Inhofe's bill is tied to the long-running – and sometimes tricky – business of meeting the Corporate Average Fuel Economy (CAFE) standard. The rule, which was first implemented nearly 40 years ago, mandates that OEMs hit certain fuel-economy milestones for their portfolios of passenger cars and light trucks at intervals far into the future.
A CAFE standard of 35.5 mpg by model-year 2016 is currently the law of the land, and that figure jumps to 54.5 mpg by 2025.
Auto manufacturers can earn credits to offset shortcomings in their CAFE performance if the average fuel economy of their passenger vehicle/light truck fleet exceeds a given year's standard. These credits can then be applied to the three consecutive years immediately prior to (or to the five years following) the model year that shows a surplus average fuel economy.
Both dedicated and bi-fuel alternative fuel vehicles receive unique treatment, in terms of how their fuel economy is calculated. Provisions for dedicated alt-fuel models are particularly generous: divide the vehicle's fuel economy by 0.15. In other words, a dedicated NGV that gets 15 mpg-equivalent is actually calculated as 100 mpg.
Moreover, the miles-per-gallon calculations for dedicated alt-fuel vehicles can make an unlimited contribution to boost an OEM's CAFE number and drive more credits. The contribution from bi-fuel alt-fuel vehicles, on the other hand, is capped (e.g., 1.2 mpg for model-year 2014 vehicles).
In turn, alt-fuel vehicles can factor prominently into OEMs' efforts to meet CAFE obligations. But to date, the biggest spoils have gone to electric vehicles (EVs) and hybrid EVs. Basically, all EVs have been considered ‘dedicated’ for CAFE purposes, regardless of the vehicles' driving range and other factors.

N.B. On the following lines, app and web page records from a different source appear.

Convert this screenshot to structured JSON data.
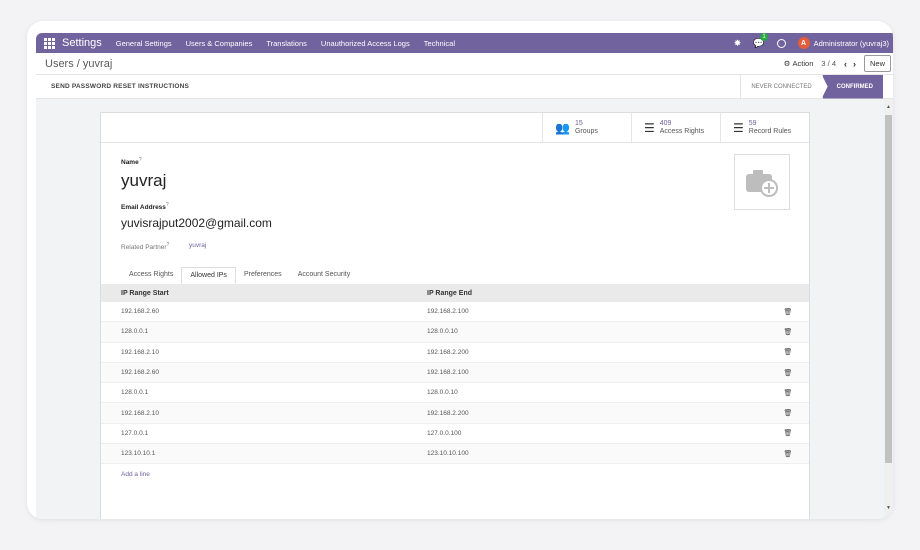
{
  "navbar": {
    "brand": "Settings",
    "menu": [
      "General Settings",
      "Users & Companies",
      "Translations",
      "Unauthorized Access Logs",
      "Technical"
    ],
    "chat_badge": "1",
    "avatar_letter": "A",
    "user_name": "Administrator (yuvraj3)"
  },
  "control": {
    "breadcrumb_parent": "Users",
    "breadcrumb_sep": "/",
    "breadcrumb_current": "yuvraj",
    "action_label": "Action",
    "pager": "3 / 4",
    "new_label": "New"
  },
  "statusbar": {
    "reset_label": "SEND PASSWORD RESET INSTRUCTIONS",
    "state_never": "NEVER CONNECTED",
    "state_confirmed": "CONFIRMED"
  },
  "stats": [
    {
      "num": "15",
      "label": "Groups",
      "icon": "users-icon"
    },
    {
      "num": "409",
      "label": "Access Rights",
      "icon": "list-icon"
    },
    {
      "num": "59",
      "label": "Record Rules",
      "icon": "list-icon"
    }
  ],
  "form": {
    "name_label": "Name",
    "name_value": "yuvraj",
    "email_label": "Email Address",
    "email_value": "yuvisrajput2002@gmail.com",
    "partner_label": "Related Partner",
    "partner_value": "yuvraj",
    "help_mark": "?"
  },
  "tabs": [
    "Access Rights",
    "Allowed IPs",
    "Preferences",
    "Account Security"
  ],
  "grid": {
    "headers": [
      "IP Range Start",
      "IP Range End"
    ],
    "rows": [
      [
        "192.168.2.60",
        "192.168.2.100"
      ],
      [
        "128.0.0.1",
        "128.0.0.10"
      ],
      [
        "192.168.2.10",
        "192.168.2.200"
      ],
      [
        "192.168.2.60",
        "192.168.2.100"
      ],
      [
        "128.0.0.1",
        "128.0.0.10"
      ],
      [
        "192.168.2.10",
        "192.168.2.200"
      ],
      [
        "127.0.0.1",
        "127.0.0.100"
      ],
      [
        "123.10.10.1",
        "123.10.10.100"
      ]
    ],
    "add_line": "Add a line"
  },
  "colors": {
    "brand": "#71639e"
  }
}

The most important pieces of S.1355 would make the majority of NGVs ‘dedicated,’ as far as CAFE standards are concerned.
For instance, EVs are exempt from the existing CAFE rules that place a cap on the maximum increase that bi-fuel vehicles can add to an OEM's average fuel economy. Inhofe's bill seeks parity for NGVs, adding ‘natural gas automobiles’ to EVs on the exempt list.
The legislation also seeks to expand the definition of ‘dedicated’ alt-fuel vehicles to include those that have a ‘reserve gasoline tank for incidental or emergency use in the event of alternative fuel depletion.’
This language, to some extent, makes bi-fuel NGVs ‘dedicated.’ The legislation does not specify how much – or how little – natural gas, propane or other alternative fuel could be stored on board in order to qualify as ‘reserve’ fuel.
Co-sponsors of the bill include Sens. Mark Begich, D-Alaska; Roy Blunt, R-Mo.; and Robert Casey, R-Pa.